Too high over the first hurdle Fault Too close to the hurdle Power foot planted on heel Non-existent or non-active cut step (normal step) Lead was with the foot, not the knee Athlete afraid of hurdle (hesitant, threatened) Correction Keep athlete in sprint posture longer Practice hips tall, make cut step active and on the toes Rehearse proper lead leg mechanics and body posture going into the hurdle Use breakaway hurdles in practice (reduces threat; confidence increase)
Off balance coming off the hurdle Fault Lead leg and opposite are driven inward and hot in the direction of travel Trail leg opening too soon Athlete may be too close to the hurdle Correction Work on synchronizing lead leg mechanics; use sprint arm action, not across the body Work on synchronizing trail leg mechanics and keeping the leg folded until knee is pointing in the direction of travel.

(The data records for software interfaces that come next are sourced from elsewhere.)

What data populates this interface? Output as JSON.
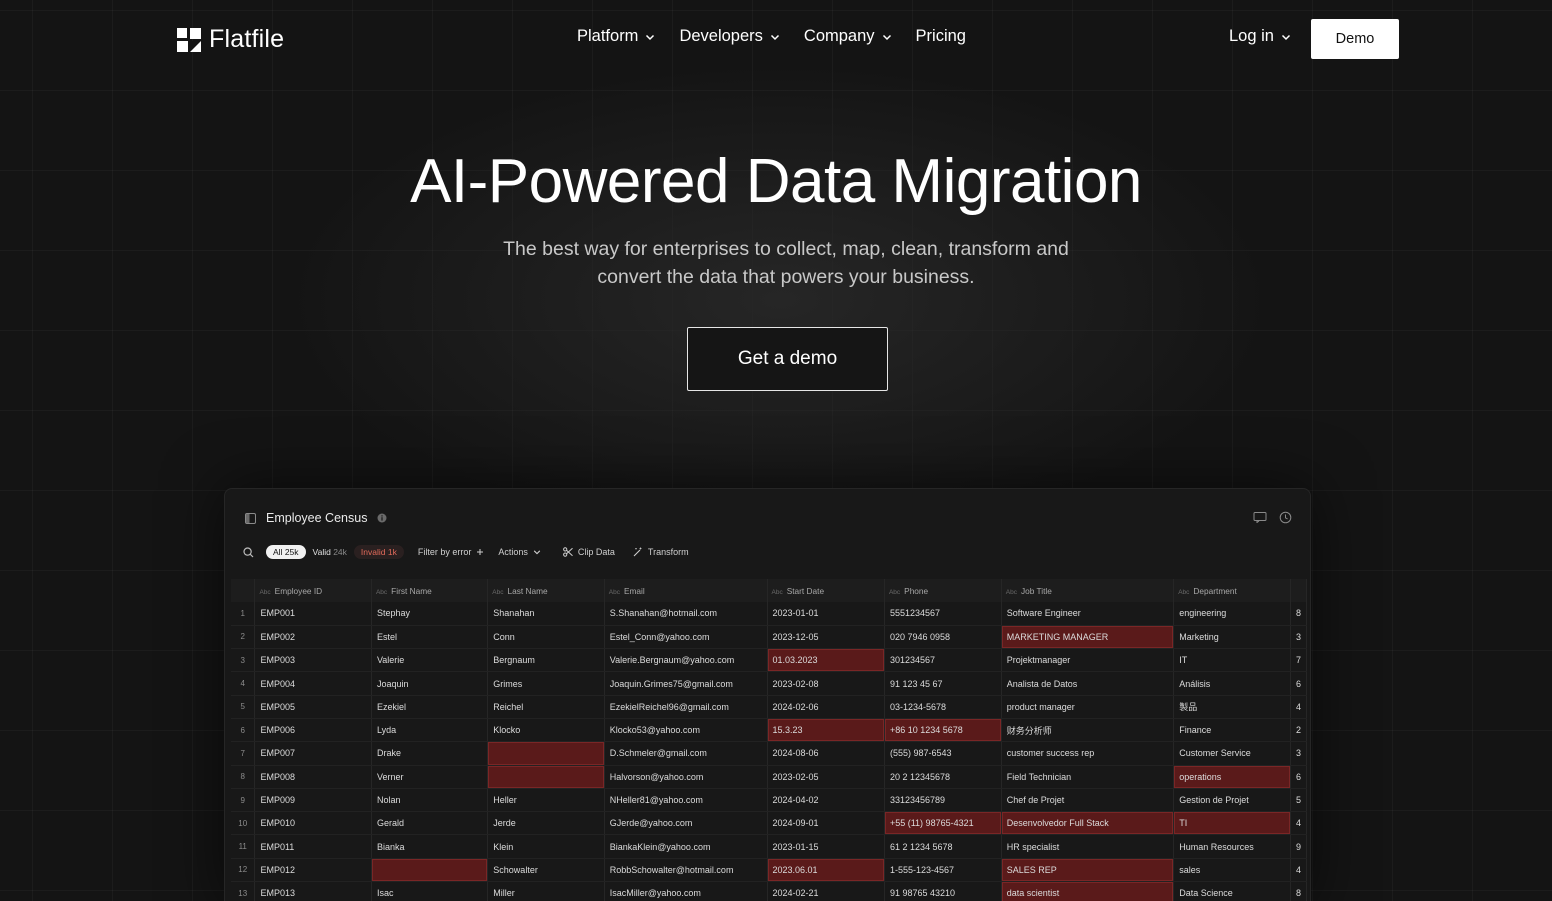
{
  "nav": {
    "brand": "Flatfile",
    "menu": [
      {
        "label": "Platform",
        "dropdown": true
      },
      {
        "label": "Developers",
        "dropdown": true
      },
      {
        "label": "Company",
        "dropdown": true
      },
      {
        "label": "Pricing",
        "dropdown": false
      }
    ],
    "login_label": "Log in",
    "demo_label": "Demo"
  },
  "hero": {
    "title": "AI-Powered Data Migration",
    "subtitle": "The best way for enterprises to collect, map, clean, transform and convert the data that powers your business.",
    "cta_label": "Get a demo"
  },
  "app": {
    "sheet_title": "Employee Census",
    "filters": {
      "all_label": "All",
      "all_count": "25k",
      "valid_label": "Valid",
      "valid_count": "24k",
      "invalid_label": "Invalid",
      "invalid_count": "1k"
    },
    "tools": {
      "filter_by_error": "Filter by error",
      "actions": "Actions",
      "clip_data": "Clip Data",
      "transform": "Transform"
    },
    "type_tag": "Abc",
    "columns": [
      "Employee ID",
      "First Name",
      "Last Name",
      "Email",
      "Start Date",
      "Phone",
      "Job Title",
      "Department",
      ""
    ],
    "rows": [
      {
        "n": "1",
        "cells": [
          "EMP001",
          "Stephay",
          "Shanahan",
          "S.Shanahan@hotmail.com",
          "2023-01-01",
          "5551234567",
          "Software Engineer",
          "engineering",
          "8"
        ],
        "errors": []
      },
      {
        "n": "2",
        "cells": [
          "EMP002",
          "Estel",
          "Conn",
          "Estel_Conn@yahoo.com",
          "2023-12-05",
          "020 7946 0958",
          "MARKETING MANAGER",
          "Marketing",
          "3"
        ],
        "errors": [
          6
        ]
      },
      {
        "n": "3",
        "cells": [
          "EMP003",
          "Valerie",
          "Bergnaum",
          "Valerie.Bergnaum@yahoo.com",
          "01.03.2023",
          "301234567",
          "Projektmanager",
          "IT",
          "7"
        ],
        "errors": [
          4
        ]
      },
      {
        "n": "4",
        "cells": [
          "EMP004",
          "Joaquin",
          "Grimes",
          "Joaquin.Grimes75@gmail.com",
          "2023-02-08",
          "91 123 45 67",
          "Analista de Datos",
          "Análisis",
          "6"
        ],
        "errors": []
      },
      {
        "n": "5",
        "cells": [
          "EMP005",
          "Ezekiel",
          "Reichel",
          "EzekielReichel96@gmail.com",
          "2024-02-06",
          "03-1234-5678",
          "product manager",
          "製品",
          "4"
        ],
        "errors": []
      },
      {
        "n": "6",
        "cells": [
          "EMP006",
          "Lyda",
          "Klocko",
          "Klocko53@yahoo.com",
          "15.3.23",
          "+86 10 1234 5678",
          "财务分析师",
          "Finance",
          "2"
        ],
        "errors": [
          4,
          5
        ]
      },
      {
        "n": "7",
        "cells": [
          "EMP007",
          "Drake",
          "",
          "D.Schmeler@gmail.com",
          "2024-08-06",
          "(555) 987-6543",
          "customer success rep",
          "Customer Service",
          "3"
        ],
        "errors": [
          2
        ]
      },
      {
        "n": "8",
        "cells": [
          "EMP008",
          "Verner",
          "",
          "Halvorson@yahoo.com",
          "2023-02-05",
          "20 2 12345678",
          "Field Technician",
          "operations",
          "6"
        ],
        "errors": [
          2,
          7
        ]
      },
      {
        "n": "9",
        "cells": [
          "EMP009",
          "Nolan",
          "Heller",
          "NHeller81@yahoo.com",
          "2024-04-02",
          "33123456789",
          "Chef de Projet",
          "Gestion de Projet",
          "5"
        ],
        "errors": []
      },
      {
        "n": "10",
        "cells": [
          "EMP010",
          "Gerald",
          "Jerde",
          "GJerde@yahoo.com",
          "2024-09-01",
          "+55 (11) 98765-4321",
          "Desenvolvedor Full Stack",
          "TI",
          "4"
        ],
        "errors": [
          5,
          6,
          7
        ]
      },
      {
        "n": "11",
        "cells": [
          "EMP011",
          "Bianka",
          "Klein",
          "BiankaKlein@yahoo.com",
          "2023-01-15",
          "61 2 1234 5678",
          "HR specialist",
          "Human Resources",
          "9"
        ],
        "errors": []
      },
      {
        "n": "12",
        "cells": [
          "EMP012",
          "",
          "Schowalter",
          "RobbSchowalter@hotmail.com",
          "2023.06.01",
          "1-555-123-4567",
          "SALES REP",
          "sales",
          "4"
        ],
        "errors": [
          1,
          4,
          6
        ]
      },
      {
        "n": "13",
        "cells": [
          "EMP013",
          "Isac",
          "Miller",
          "IsacMiller@yahoo.com",
          "2024-02-21",
          "91 98765 43210",
          "data scientist",
          "Data Science",
          "8"
        ],
        "errors": [
          6
        ]
      }
    ]
  },
  "colors": {
    "background": "#141414",
    "error_cell": "#5a1a1a",
    "invalid_text": "#e26a5a",
    "primary_button": "#ffffff"
  },
  "icons": [
    "flatfile-logo-icon",
    "chevron-down-icon",
    "sidebar-toggle-icon",
    "info-icon",
    "search-icon",
    "plus-icon",
    "scissors-icon",
    "magic-wand-icon",
    "bookmark-icon",
    "history-icon"
  ]
}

Too far from the first hurdle Fault Sprint strides during initial acceleration from blocks are too short Blocks may be set too close together resulting in too short of an initial stride Arm action in acceleration may be too passive Correction Work on improving athletes contractive strength level to insure sufficient stride length to make the distance in 8 steps Move blocks to medium spacing and check body angles in start position Lengthen arm action and increase the amplitude of arm movement
Hitting hurdles late in the race Fault Loss of rhythm Too close to hurdles Loss of concentration Fail to maintain hips tall position causing athlete to sit and not maintain good sprint mechanics Correction Trail leg opening too soon, thus causing getaway stride to be too long resulting in power foot being too close to the next hurdle Maintain tall hip position and good sprint mechanics Keep trail leg tight and shorten getaway stride Learn to control attention to what’s happening in your lane Concentrate on your own rhythm.
Thank you! Questions and Answers References: USATF Coaches Education Level I and II Curriculum Manual, 2006